Forced to halt all dining room service and pivot to only contactless pickup and delivery in mid-March, food and drink spots in the city are suffering existential crises, with revenues dropping to a fraction of the usual amounts.
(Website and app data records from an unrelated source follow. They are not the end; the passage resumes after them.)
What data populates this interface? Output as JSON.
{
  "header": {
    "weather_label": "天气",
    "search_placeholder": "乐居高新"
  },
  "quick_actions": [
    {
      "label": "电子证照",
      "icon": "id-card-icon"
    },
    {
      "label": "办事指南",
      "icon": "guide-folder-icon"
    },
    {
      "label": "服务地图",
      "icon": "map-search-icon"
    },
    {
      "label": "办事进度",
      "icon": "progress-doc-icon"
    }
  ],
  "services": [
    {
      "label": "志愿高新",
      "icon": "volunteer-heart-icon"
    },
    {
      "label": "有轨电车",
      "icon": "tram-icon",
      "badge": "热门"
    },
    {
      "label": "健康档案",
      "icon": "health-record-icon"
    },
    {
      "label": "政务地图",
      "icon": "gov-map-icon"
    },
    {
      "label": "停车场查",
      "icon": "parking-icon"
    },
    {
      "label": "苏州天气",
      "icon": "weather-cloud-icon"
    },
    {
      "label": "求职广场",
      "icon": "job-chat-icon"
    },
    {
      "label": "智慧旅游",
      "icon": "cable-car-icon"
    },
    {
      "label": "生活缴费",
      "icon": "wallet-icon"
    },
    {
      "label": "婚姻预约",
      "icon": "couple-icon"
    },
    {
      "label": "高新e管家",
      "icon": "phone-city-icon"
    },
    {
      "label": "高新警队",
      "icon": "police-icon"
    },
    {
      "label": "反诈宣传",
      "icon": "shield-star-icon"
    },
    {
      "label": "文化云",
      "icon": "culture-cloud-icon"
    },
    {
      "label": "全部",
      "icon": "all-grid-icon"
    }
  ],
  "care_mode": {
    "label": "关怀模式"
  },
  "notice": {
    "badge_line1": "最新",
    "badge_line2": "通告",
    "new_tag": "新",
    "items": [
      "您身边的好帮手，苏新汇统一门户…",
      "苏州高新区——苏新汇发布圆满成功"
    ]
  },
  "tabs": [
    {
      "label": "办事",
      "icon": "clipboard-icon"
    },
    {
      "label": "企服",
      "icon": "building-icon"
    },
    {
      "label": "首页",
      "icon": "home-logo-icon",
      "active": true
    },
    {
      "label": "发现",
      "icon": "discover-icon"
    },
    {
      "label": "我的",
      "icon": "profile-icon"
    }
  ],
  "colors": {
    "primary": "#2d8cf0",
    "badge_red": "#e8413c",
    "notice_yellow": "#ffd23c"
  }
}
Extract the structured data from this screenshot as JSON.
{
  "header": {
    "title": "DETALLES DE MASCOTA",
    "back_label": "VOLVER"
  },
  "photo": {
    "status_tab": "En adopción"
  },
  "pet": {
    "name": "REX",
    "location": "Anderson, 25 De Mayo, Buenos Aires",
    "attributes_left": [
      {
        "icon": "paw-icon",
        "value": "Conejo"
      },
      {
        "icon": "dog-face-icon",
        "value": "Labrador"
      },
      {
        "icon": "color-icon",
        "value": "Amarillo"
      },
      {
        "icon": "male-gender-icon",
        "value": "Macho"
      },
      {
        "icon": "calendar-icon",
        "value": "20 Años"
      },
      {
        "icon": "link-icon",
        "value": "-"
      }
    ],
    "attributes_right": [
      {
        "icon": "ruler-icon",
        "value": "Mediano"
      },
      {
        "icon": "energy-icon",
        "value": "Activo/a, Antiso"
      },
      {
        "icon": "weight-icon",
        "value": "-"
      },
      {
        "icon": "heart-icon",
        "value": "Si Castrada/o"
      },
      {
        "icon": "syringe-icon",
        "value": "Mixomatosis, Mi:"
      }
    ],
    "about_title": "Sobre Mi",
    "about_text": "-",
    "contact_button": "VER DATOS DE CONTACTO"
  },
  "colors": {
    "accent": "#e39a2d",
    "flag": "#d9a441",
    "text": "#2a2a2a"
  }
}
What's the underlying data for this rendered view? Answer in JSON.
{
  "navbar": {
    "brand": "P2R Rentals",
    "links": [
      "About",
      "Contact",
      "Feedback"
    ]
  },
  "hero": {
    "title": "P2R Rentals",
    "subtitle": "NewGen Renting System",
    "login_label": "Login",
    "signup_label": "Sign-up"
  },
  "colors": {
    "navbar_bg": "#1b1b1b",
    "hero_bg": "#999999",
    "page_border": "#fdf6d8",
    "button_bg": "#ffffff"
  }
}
Statewide, 80% of industry workers are out of a job, and experts are predicting at least 1 in 4 restaurants will not make it through the pandemic.
Launched in late 2004, Farmicia was one of the city’s early champions of what would become known as the “farm to table” movement.
A partnership between chef Kevin Klause and the duo behind Metropolitan Bakery, Wendy Smith Born and James Barrett, the dining room at 3rd and Market served organic food and concentrated on local purveyors before those were regular refrains.
When Billy Penn reached out, Barrett referred further questions to Klause, but the news of the shutdown reverberated on Facebook.
“It is with a sad heart and with deepest regrets, that we must inform you that FARMiCiA Restaurant will be permanently closing its doors due to the coronavirus pandemic,” reads a Sunday post that’s garnered nearly 200 comments. “Thank you for everything.”
On the other side of the city — and the drinking establishment spectrum — Manayunk party bar Mad River also announced its run had come to an end.
Known for its place in Main Street’s nightlife scene, which in nonpandemic times caters to students from nearby St. Joseph’s University, the tavern was in business for 11 years. A sister bar in Old City shuttered in 2012.
“With a heavy heart, it’s time to announce the ol’ Riv won’t make it thru this mess,” manager Jamie Powell wrote Saturday on Facebook, adding, “I truly hope this doesn’t start a string of these announcements.”
The situation appears tenuous for all restaurants and bars in Philadelphia.
Proprietors with liquor licenses are hoping for a boost from the temporary legalization of to-go cocktails (still pending in Harrisburg).
Restaurateurs and chefs are also urging local officials to consider relaxed regulations to allow more outdoor dining, a trend that’s picking up steam in cities across the nation — including Chicago, New York, D.C. and more. The concept has so far been dismissed by Mayor Jim Kenney’s administration.